After picking up our rental 4×4, we began our journey into the mountains of Oman, hoping to find Jebel Shams, the Omani Grand Canyon, and a particular hotel overlooking the canyon.
Our first stop was a gas station to buy a map, a case of water, and some snacks for just in case. Water, check. Snacks, check. Map? Haha.
We asked the lady at the checkout how to get to Jebel Shams. She told us “Go straight, go right, drive, drive, drive. Maybe three or four hours.”
Right. Ok. Did I mention that we were starting from Muscat, the capital city? These directions seemed a bit simple maybe.
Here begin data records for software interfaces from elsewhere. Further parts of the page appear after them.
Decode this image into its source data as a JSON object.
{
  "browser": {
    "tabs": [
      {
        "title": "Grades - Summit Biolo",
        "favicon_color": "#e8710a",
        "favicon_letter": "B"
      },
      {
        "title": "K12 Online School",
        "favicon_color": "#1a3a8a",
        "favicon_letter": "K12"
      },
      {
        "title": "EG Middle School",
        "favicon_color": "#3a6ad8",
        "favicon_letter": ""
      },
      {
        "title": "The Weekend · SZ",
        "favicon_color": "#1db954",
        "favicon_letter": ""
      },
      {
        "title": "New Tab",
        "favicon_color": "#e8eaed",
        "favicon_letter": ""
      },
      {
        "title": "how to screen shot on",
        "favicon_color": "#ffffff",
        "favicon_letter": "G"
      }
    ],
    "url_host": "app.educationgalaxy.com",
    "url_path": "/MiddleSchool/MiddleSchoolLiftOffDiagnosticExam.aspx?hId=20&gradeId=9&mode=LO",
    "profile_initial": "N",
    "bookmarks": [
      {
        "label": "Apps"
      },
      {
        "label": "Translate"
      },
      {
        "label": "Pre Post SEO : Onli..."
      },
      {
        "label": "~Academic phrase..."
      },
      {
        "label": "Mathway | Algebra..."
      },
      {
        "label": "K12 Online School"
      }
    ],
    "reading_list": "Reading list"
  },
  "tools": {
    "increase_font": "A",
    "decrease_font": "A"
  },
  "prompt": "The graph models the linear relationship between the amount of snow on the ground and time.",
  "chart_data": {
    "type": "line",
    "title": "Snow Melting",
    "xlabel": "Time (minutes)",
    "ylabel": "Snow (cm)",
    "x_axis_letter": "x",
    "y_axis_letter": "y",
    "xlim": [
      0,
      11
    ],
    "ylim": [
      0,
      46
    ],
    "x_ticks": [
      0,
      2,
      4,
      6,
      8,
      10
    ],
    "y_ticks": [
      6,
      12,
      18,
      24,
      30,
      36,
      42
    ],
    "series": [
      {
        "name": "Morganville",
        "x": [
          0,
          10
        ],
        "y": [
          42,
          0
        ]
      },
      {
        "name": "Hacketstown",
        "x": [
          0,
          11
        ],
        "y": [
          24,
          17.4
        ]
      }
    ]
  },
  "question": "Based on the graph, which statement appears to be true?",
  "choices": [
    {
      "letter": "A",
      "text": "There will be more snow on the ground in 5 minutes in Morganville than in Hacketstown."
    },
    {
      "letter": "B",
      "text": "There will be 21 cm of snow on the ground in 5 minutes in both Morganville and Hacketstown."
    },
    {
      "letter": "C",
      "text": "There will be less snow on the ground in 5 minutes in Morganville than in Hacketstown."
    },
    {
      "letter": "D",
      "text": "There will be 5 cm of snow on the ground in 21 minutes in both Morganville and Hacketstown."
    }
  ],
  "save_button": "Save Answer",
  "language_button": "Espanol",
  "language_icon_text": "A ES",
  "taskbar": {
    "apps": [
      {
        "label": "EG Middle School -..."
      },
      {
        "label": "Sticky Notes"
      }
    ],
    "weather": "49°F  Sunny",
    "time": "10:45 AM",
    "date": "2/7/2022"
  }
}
We headed out of the gas station and turned right down the next major road. A few kilometers out, we decided to try again for a map. Even asking about maps in Oman seemed to create confusion. No map, but we at least got confirmation that we were headed in the right direction.
Every thirty minutes or so, we would stop at a gas station to ask if we were on the right track. It seems that in every Omani’s English vocabulary, no matter how limited, were the words ‘left’, ‘right’, and ’roundabout’; unfortunately, many of them seemed to confuse the words right and left which made the directional accuracy questionable at best. At one stop we would be told “Roundabout, roundabout, 30 kilometers, roundabout, go left.” only to hear the exact opposite at our next check.
On a positive note, this increased our desire to verify our route more frequently. You see, the constant stopping suited me just fine as I am into fulfilling all pregnant lady stereotypes, so naturally I wanted to use the restroom about every 30 minutes anyway.
As we ascended into the mountains, the gas stations became more and more sparse. Eventually, the dual lane paved road narrowed to a single lane that twisted around hairpin turns going farther up into the mountains. Finally, as instructed, we turned onto a winding network of rutty dirt paths, climbing higher and higher. I was not entirely convinced that we would find our hotel, or any hotel at all even.
Out of nowhere, signs for camps began to appear, including a sign for our hotel! Success!
We did some exploring, enjoying spectacular views of the enormous canyon! It was quite a sight and really did remind me of the Grand Canyon.
Although the canyon was spectacular, I think that Chris’ favorite part of the day was playing with goats. I still cannot get over the number of goats that we saw. After seeing a goat in a tree, I was determined to photograph a goat in a tree, but unfortunately it never panned out.
Chris did not believe me about the tree goat. My claim was met with an eye roll and some mutterings about that being quite a feat for a goat. Only later, after seeing his own tree goat, did Chris believe me. They seem to like to climb up and eat from the tops of the trees down, it is difficult to photograph them though because when we got close enough to their trees to take pictures, they would jump down to come see if we would feed them.
We spent some time asking about a variety of hikes that were available before determining that they were all hikes to nowhere. No peaks, valleys, waterfalls, nothing. Just hiking for the sake of hiking. Don’t get me wrong, we love to go for a good hike, but usually there is a destination of interest in mind. We decided to head back to Muscat before dark so that we could explore the coast in the morning.
It was a pretty fun day, especially the thrill of not having a map and not being sure of we would ever find our intended destination. I would definitely do it again if given the opportunity.
[As you can see, we basically flew all the way to Oman to hang out with goats.]